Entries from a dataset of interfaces
━━━
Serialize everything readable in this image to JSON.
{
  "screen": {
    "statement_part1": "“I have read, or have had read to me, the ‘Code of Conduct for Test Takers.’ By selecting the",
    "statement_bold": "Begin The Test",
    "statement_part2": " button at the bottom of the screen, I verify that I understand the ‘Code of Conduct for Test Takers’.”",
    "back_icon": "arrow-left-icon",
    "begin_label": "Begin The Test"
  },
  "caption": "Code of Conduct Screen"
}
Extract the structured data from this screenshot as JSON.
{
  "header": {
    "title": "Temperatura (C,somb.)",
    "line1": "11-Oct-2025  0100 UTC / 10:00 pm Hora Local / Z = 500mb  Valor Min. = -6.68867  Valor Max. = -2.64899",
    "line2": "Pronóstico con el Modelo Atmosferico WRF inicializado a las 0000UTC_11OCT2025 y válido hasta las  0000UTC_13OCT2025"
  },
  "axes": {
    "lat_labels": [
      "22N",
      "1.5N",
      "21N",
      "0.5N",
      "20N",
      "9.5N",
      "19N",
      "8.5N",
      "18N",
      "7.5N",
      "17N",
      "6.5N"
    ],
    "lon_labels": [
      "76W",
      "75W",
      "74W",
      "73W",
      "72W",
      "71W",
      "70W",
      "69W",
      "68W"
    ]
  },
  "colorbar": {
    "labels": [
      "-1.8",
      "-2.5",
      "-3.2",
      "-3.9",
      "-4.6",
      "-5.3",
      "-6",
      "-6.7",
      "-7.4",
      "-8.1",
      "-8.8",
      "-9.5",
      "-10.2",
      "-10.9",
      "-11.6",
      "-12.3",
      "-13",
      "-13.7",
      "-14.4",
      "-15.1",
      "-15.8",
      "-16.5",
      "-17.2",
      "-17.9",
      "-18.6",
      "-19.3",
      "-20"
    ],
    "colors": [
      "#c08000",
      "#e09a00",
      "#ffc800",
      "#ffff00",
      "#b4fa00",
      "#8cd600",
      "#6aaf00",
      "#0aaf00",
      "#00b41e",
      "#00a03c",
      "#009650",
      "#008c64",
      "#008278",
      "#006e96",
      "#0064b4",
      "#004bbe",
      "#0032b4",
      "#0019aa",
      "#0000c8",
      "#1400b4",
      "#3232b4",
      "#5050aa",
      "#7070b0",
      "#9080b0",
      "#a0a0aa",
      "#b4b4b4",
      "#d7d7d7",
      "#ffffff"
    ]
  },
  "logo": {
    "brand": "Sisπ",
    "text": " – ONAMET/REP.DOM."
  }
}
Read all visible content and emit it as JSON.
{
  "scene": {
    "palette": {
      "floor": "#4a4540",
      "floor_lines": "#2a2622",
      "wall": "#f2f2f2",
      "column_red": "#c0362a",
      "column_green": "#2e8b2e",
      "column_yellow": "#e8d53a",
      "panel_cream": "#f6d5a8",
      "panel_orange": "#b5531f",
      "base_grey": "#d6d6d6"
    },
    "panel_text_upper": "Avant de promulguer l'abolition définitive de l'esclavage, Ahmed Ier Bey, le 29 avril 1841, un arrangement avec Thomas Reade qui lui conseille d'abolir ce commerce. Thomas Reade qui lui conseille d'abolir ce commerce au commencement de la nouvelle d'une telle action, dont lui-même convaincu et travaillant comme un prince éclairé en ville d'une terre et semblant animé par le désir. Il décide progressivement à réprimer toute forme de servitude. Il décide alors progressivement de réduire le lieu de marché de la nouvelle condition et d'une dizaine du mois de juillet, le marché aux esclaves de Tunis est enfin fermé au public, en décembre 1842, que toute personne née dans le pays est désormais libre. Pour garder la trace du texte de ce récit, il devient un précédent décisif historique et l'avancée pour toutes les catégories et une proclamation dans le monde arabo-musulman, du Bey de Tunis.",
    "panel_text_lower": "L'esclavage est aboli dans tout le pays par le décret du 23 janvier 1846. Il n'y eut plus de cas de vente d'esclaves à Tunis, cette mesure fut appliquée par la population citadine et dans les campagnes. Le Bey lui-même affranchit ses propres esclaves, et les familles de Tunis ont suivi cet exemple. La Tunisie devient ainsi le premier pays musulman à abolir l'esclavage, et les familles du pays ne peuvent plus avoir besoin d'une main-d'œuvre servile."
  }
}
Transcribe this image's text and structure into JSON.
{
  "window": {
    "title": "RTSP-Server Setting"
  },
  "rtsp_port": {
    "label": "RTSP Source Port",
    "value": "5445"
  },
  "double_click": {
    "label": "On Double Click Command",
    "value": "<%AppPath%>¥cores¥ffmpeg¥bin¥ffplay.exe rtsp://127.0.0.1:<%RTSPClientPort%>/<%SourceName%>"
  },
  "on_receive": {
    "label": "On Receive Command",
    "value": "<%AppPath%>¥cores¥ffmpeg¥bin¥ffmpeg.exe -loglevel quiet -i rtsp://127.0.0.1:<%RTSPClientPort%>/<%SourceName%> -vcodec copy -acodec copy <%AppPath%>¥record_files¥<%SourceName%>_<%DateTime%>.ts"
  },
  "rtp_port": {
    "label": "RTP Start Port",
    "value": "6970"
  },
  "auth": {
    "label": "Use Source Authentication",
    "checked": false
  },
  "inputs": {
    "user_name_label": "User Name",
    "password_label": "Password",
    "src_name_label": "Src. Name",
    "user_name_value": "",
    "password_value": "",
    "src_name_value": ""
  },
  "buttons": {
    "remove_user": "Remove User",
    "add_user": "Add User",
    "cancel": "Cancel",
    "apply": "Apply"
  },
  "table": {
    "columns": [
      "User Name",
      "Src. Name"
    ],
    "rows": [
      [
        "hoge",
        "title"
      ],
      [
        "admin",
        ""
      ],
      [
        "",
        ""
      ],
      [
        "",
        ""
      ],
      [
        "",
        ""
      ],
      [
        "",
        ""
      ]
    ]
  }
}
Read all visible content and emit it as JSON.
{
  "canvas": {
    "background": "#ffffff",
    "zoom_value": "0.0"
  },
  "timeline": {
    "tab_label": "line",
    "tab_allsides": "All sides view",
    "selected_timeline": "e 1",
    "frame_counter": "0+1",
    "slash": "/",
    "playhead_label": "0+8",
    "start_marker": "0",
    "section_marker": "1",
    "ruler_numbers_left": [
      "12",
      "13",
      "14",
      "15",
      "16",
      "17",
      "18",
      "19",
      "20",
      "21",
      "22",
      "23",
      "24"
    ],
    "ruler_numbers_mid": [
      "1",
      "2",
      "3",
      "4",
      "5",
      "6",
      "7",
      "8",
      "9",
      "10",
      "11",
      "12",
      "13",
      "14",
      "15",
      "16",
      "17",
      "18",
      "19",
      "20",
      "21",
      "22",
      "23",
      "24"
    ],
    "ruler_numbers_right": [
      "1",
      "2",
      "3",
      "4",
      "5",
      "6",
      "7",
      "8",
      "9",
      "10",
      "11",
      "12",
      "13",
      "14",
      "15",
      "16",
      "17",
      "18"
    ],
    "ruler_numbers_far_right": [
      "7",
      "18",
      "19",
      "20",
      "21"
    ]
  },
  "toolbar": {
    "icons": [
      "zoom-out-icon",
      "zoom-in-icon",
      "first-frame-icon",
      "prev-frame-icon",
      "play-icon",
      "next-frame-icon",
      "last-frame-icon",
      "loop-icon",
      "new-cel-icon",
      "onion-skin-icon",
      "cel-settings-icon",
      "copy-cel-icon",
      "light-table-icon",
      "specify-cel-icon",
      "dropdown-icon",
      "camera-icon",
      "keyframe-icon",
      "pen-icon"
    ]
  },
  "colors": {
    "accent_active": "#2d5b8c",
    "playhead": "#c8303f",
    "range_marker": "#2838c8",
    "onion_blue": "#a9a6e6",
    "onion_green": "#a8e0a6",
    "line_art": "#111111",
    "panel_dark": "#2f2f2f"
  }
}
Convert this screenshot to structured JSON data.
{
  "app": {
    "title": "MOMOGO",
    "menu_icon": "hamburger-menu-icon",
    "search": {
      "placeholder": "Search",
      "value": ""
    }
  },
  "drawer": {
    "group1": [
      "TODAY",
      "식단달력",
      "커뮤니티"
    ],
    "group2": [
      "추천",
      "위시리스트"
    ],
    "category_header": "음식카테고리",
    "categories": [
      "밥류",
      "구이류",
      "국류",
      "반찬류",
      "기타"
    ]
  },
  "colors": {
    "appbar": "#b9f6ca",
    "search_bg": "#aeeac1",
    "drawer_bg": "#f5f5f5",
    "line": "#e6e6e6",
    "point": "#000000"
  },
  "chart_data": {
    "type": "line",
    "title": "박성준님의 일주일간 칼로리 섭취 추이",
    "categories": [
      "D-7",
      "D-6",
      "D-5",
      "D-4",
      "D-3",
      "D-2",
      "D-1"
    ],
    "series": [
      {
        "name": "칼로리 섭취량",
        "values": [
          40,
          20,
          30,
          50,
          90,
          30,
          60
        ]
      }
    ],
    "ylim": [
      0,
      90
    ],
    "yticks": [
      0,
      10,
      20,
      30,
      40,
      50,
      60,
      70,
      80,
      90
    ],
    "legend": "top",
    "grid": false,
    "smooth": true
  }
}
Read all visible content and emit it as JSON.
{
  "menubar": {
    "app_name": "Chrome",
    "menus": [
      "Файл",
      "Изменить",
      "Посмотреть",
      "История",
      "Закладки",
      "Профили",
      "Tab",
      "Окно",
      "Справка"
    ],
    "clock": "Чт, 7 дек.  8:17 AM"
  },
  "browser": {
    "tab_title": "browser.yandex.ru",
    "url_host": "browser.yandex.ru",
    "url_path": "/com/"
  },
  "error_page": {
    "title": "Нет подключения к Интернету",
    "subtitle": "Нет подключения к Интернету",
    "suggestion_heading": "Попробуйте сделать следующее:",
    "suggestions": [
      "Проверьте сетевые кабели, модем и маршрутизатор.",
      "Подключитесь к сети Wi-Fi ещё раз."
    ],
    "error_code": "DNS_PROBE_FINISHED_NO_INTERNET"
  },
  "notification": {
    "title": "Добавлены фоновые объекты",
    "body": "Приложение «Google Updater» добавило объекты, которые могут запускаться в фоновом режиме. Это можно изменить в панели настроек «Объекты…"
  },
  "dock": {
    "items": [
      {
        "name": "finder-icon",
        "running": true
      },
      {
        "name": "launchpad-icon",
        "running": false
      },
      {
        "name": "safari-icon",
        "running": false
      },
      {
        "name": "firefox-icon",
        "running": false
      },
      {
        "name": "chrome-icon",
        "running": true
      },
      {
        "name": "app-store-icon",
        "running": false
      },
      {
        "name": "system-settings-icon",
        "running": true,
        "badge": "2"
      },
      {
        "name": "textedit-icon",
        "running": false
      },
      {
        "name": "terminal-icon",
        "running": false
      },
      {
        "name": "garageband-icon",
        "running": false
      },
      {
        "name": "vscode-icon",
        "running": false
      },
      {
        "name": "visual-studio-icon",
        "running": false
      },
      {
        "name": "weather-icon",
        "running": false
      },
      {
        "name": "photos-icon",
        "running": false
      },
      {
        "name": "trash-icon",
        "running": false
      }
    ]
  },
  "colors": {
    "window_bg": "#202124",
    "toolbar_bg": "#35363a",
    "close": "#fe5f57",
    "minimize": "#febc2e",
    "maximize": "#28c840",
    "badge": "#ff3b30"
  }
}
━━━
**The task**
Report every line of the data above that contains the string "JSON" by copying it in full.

**Output of the exercise**
Serialize everything readable in this image to JSON.
Extract the structured data from this screenshot as JSON.
Read all visible content and emit it as JSON.
Transcribe this image's text and structure into JSON.
Read all visible content and emit it as JSON.
Convert this screenshot to structured JSON data.
Read all visible content and emit it as JSON.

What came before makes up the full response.